**TASK STATEMENT**
Even where a record seems odd, copy it exactly as it appears below.

**DATA**
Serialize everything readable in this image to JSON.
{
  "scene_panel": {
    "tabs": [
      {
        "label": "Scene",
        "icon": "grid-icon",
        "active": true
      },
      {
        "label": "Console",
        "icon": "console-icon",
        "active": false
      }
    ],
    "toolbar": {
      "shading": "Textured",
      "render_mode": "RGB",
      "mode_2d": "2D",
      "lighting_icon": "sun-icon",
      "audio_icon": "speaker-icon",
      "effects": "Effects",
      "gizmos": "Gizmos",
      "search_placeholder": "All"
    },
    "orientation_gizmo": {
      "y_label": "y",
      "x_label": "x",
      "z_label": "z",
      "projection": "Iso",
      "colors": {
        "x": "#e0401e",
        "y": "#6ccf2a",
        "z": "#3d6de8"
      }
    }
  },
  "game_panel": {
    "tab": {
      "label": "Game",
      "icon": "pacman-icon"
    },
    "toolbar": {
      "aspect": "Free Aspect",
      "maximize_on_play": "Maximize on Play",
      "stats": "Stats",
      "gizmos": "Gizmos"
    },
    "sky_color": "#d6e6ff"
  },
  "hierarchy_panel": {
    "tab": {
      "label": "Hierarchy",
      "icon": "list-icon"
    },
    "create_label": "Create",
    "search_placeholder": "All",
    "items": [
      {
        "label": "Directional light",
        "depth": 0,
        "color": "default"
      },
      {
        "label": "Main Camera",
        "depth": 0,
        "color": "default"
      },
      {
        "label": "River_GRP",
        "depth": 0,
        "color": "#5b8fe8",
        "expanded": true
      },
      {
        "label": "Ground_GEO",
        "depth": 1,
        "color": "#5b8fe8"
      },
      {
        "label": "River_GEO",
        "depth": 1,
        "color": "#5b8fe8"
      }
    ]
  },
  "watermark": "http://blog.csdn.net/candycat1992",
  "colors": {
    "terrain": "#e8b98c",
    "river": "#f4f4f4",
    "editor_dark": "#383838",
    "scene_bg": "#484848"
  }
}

**RESPONSE TO THIS EXERCISE**
Serialize everything readable in this image to JSON.
{
  "scene_panel": {
    "tabs": [
      {
        "label": "Scene",
        "icon": "grid-icon",
        "active": true
      },
      {
        "label": "Console",
        "icon": "console-icon",
        "active": false
      }
    ],
    "toolbar": {
      "shading": "Textured",
      "render_mode": "RGB",
      "mode_2d": "2D",
      "lighting_icon": "sun-icon",
      "audio_icon": "speaker-icon",
      "effects": "Effects",
      "gizmos": "Gizmos",
      "search_placeholder": "All"
    },
    "orientation_gizmo": {
      "y_label": "y",
      "x_label": "x",
      "z_label": "z",
      "projection": "Iso",
      "colors": {
        "x": "#e0401e",
        "y": "#6ccf2a",
        "z": "#3d6de8"
      }
    }
  },
  "game_panel": {
    "tab": {
      "label": "Game",
      "icon": "pacman-icon"
    },
    "toolbar": {
      "aspect": "Free Aspect",
      "maximize_on_play": "Maximize on Play",
      "stats": "Stats",
      "gizmos": "Gizmos"
    },
    "sky_color": "#d6e6ff"
  },
  "hierarchy_panel": {
    "tab": {
      "label": "Hierarchy",
      "icon": "list-icon"
    },
    "create_label": "Create",
    "search_placeholder": "All",
    "items": [
      {
        "label": "Directional light",
        "depth": 0,
        "color": "default"
      },
      {
        "label": "Main Camera",
        "depth": 0,
        "color": "default"
      },
      {
        "label": "River_GRP",
        "depth": 0,
        "color": "#5b8fe8",
        "expanded": true
      },
      {
        "label": "Ground_GEO",
        "depth": 1,
        "color": "#5b8fe8"
      },
      {
        "label": "River_GEO",
        "depth": 1,
        "color": "#5b8fe8"
      }
    ]
  },
  "watermark": "http://blog.csdn.net/candycat1992",
  "colors": {
    "terrain": "#e8b98c",
    "river": "#f4f4f4",
    "editor_dark": "#383838",
    "scene_bg": "#484848"
  }
}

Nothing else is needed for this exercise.